To conclude, we cannot deny the importance of screens in our lives. Even PIERRE-MARIE LLEDO, Neurobiologist at the head of the neurosciences department of the Pasteur Institute, reminds us of this very clearly in the article entitled "Can a moderate use of screens have a positive impact on our brain activity" published on the website of the Institute of Medical Education and Prevention (IEMP). He explains that while the screen is a disruptive tool, every time a disruptive tool has been invented in the history of humanity, our brain has become more powerful. For example, writing was the first disruptive tool, and while Socrates warned us that writing would impoverish our memory, this has not been the case. Similarly, digital technology is changing the way our brain works, just as the invention of writing changed our memory.

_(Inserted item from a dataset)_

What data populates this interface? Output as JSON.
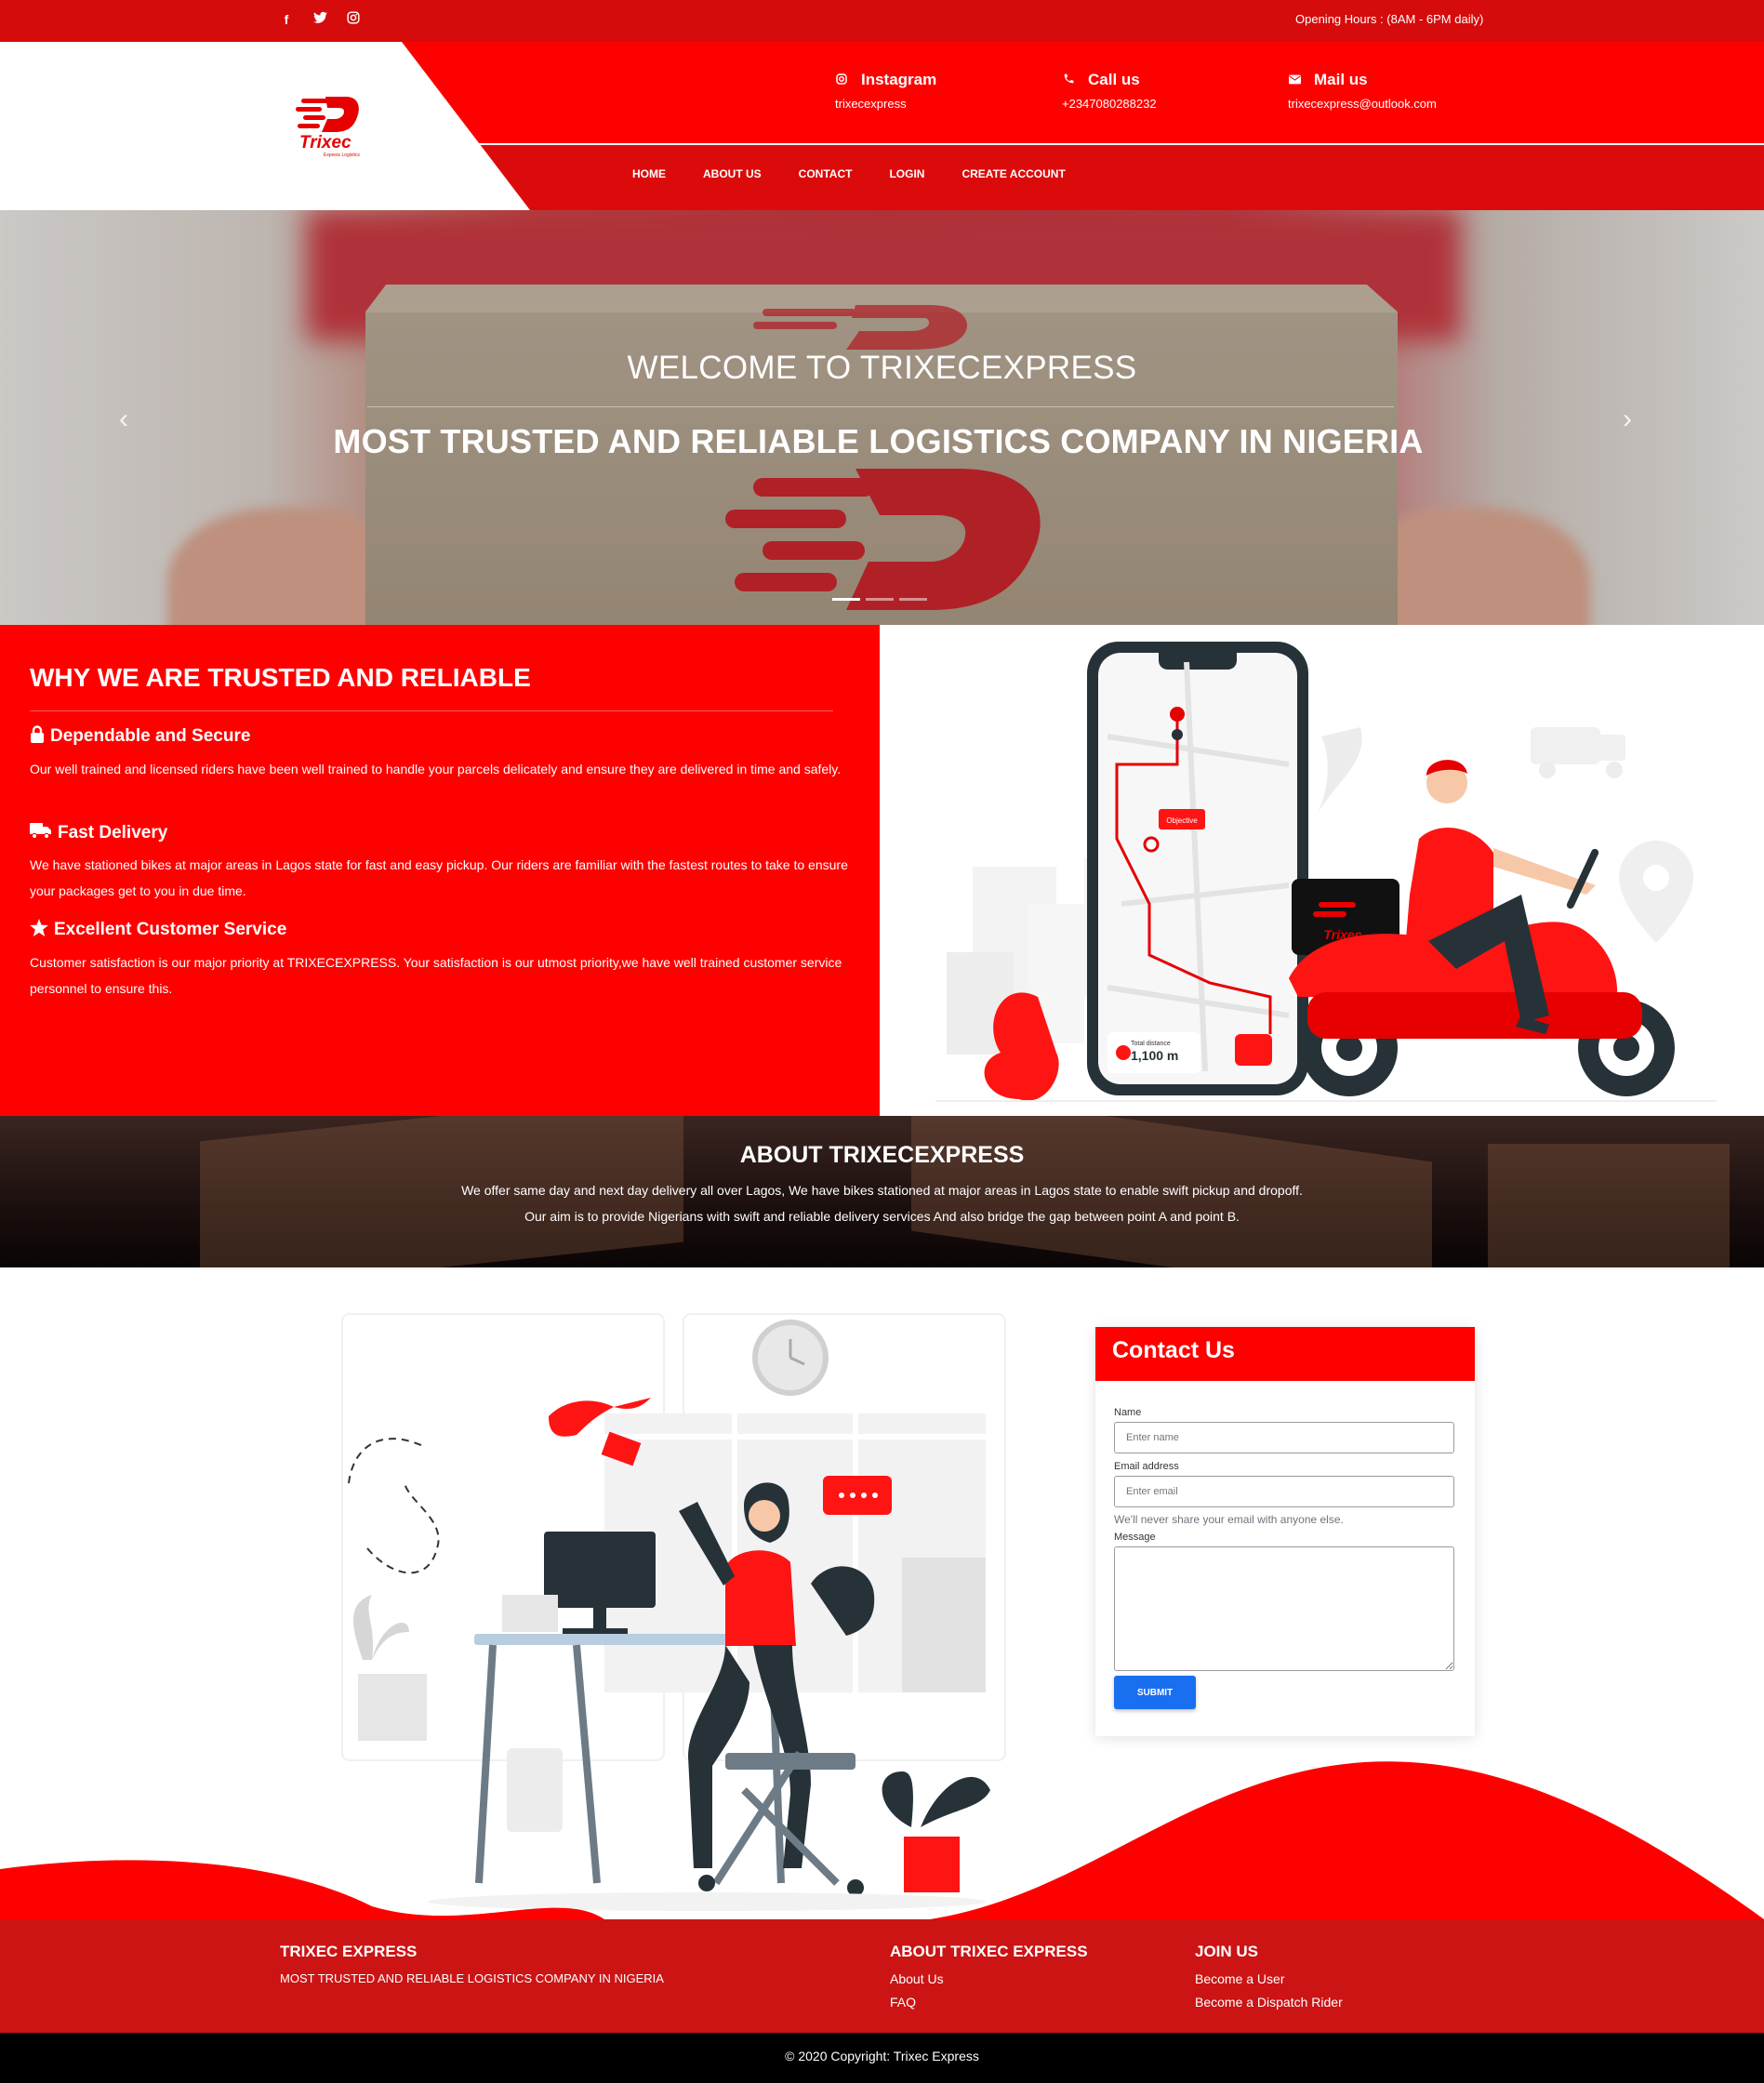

Digital technology allows our brain to improve itself by externalizing certain cognitive functions. Delegating some tasks to the digital world allows us to focus our mental activity on other tasks that the digital world cannot perform for us, such as the possibility to make decisions based on our emotions and not on reason. Screens can be an asset to our brains and are already excellent tools in education.
To combat the harmful effects of excessive screen use, the French Institute of Medical Education and Prevention has launched a website: Observatory on the Proper Use of Screens.
This site provides information on how to recognize if you are using screens too much, what consequences it can have, how to limit risks, and how to reduce excessive use. Adolescents, adults, parents, and seniors can all find answers to their questions and learn good behaviors to adopt to maintain moderation.